By Sarah Dunton

A homage to the hardy bottlenose dolphins of the Moray Firth
Image provided by Sarah Dunton

The Moray Firth is home to about 200 bottlenose dolphins. The most northerly population in the world, making them a robust and hardy bunch of dolphins! This is the reason the Moray Firth has been designated a Special Area of Conservation (SAC) for bottlenose dolphins since March 2005.

I have lived on the Black Isle since 2006 and often walk along the beach at Chanonry Point from Rosemarkie, fondly know as the Dolphin Mile. As a landscape artist I work mainly in acrylics and I have painted this seascape many times capturing the beautiful and vivacious colours of the area. I choose to sew a dolphin for my journey stone to signify their importance to the area and I wanted to hint at their Celtic connection by adding an element of Celtic knots and loops. I decided to use a combination of bright, complimentary colours as I am known for my use of lively colours within my artwork.

Many thanks to Sarah Dunton for sharing with us the story behind her journey stone, created as part of the Tapestry of the Highlands and Islands.


Prior to the beginning of the stitching of each tapestry panel, each stitcher of the Tapestry of the Highlands and Islands was tasked with telling their interpretation of the 'Spirit of the Highlands and Islands' within a blank outline of a stone. The possibilities were truly endless - is it represented in the land? The people? A historical site? A favourite memory?

In any case, each journey stone represents the connection between each individual stitcher, their story, and their own sense, or 'spirit', of place.
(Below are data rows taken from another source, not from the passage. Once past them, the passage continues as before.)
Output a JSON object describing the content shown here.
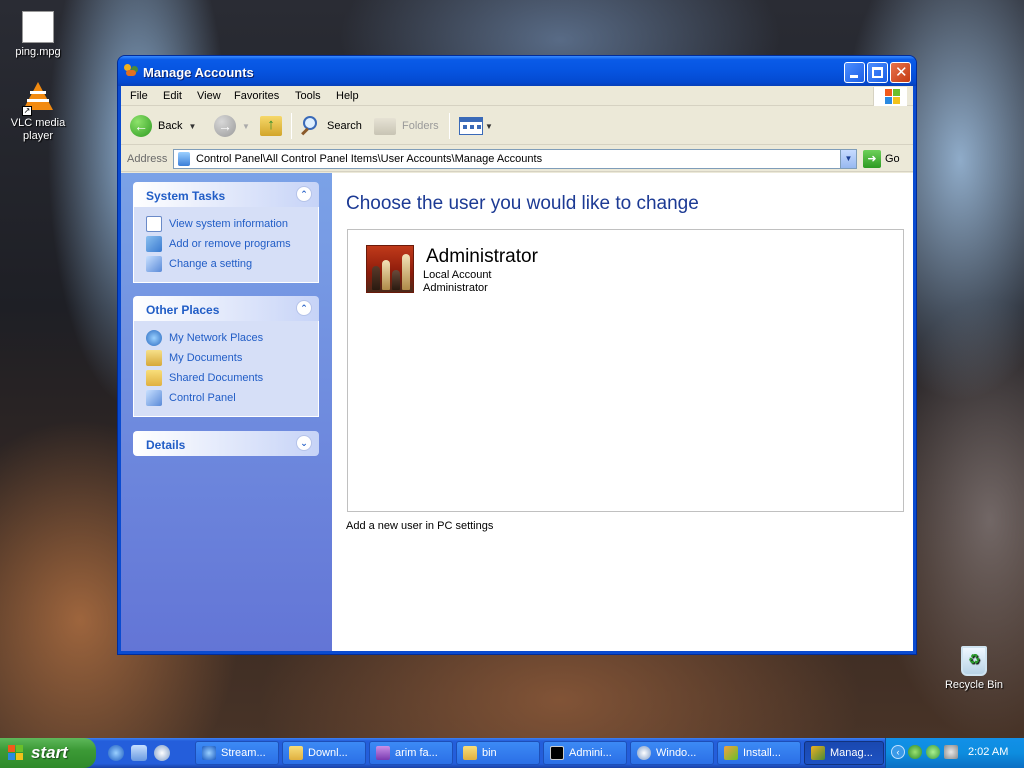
{
  "desktop": {
    "icons": [
      {
        "label": "ping.mpg",
        "icon": "video-file-icon"
      },
      {
        "label": "VLC media player",
        "icon": "vlc-icon"
      },
      {
        "label": "Recycle Bin",
        "icon": "recycle-bin-icon"
      }
    ]
  },
  "window": {
    "title": "Manage Accounts",
    "menu": [
      "File",
      "Edit",
      "View",
      "Favorites",
      "Tools",
      "Help"
    ],
    "toolbar": {
      "back": "Back",
      "search": "Search",
      "folders": "Folders"
    },
    "address": {
      "label": "Address",
      "value": "Control Panel\\All Control Panel Items\\User Accounts\\Manage Accounts",
      "go": "Go"
    }
  },
  "sidebar": {
    "system_tasks": {
      "title": "System Tasks",
      "items": [
        "View system information",
        "Add or remove programs",
        "Change a setting"
      ]
    },
    "other_places": {
      "title": "Other Places",
      "items": [
        "My Network Places",
        "My Documents",
        "Shared Documents",
        "Control Panel"
      ]
    },
    "details": {
      "title": "Details"
    }
  },
  "main": {
    "heading": "Choose the user you would like to change",
    "account": {
      "name": "Administrator",
      "type": "Local Account",
      "group": "Administrator"
    },
    "add_user_link": "Add a new user in PC settings"
  },
  "taskbar": {
    "start": "start",
    "buttons": [
      "Stream...",
      "Downl...",
      "arim fa...",
      "bin",
      "Admini...",
      "Windo...",
      "Install...",
      "Manag..."
    ],
    "active_index": 7,
    "clock": "2:02 AM"
  },
  "colors": {
    "title_bar": "#0654e0",
    "sidebar_link": "#215dc6",
    "heading": "#1c3a94",
    "taskbar": "#245edb",
    "start_button": "#3c9a36"
  }
}
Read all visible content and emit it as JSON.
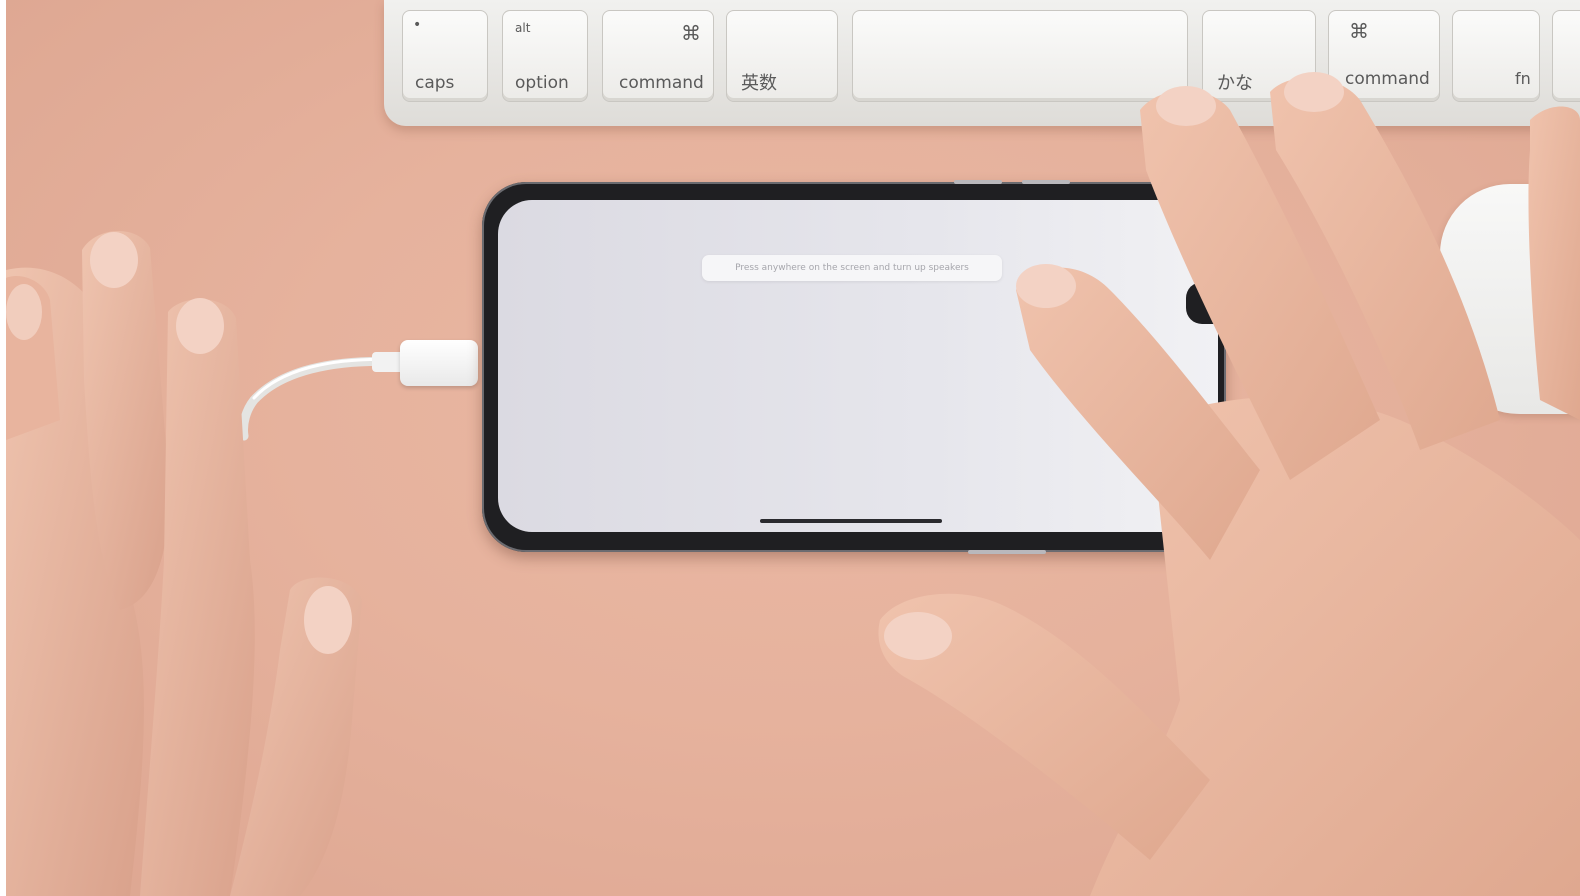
{
  "keyboard": {
    "keys": [
      {
        "label": "caps",
        "symbol": "•"
      },
      {
        "label": "option",
        "symbol": "alt"
      },
      {
        "label": "command",
        "symbol": "⌘"
      },
      {
        "label": "英数",
        "symbol": ""
      },
      {
        "label": "",
        "symbol": ""
      },
      {
        "label": "かな",
        "symbol": ""
      },
      {
        "label": "command",
        "symbol": "⌘"
      },
      {
        "label": "fn",
        "symbol": ""
      }
    ]
  },
  "phone": {
    "prompt": "Press anywhere on the screen and turn up speakers"
  },
  "colors": {
    "desk": "#e6b29d",
    "keyboard": "#eceae6",
    "phone_frame": "#1f1f22",
    "phone_screen": "#e6e6ec",
    "skin": "#e7b8a2"
  }
}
Discover more of the stories behind the journey stones of the Tapestry of the Highlands and Islands here.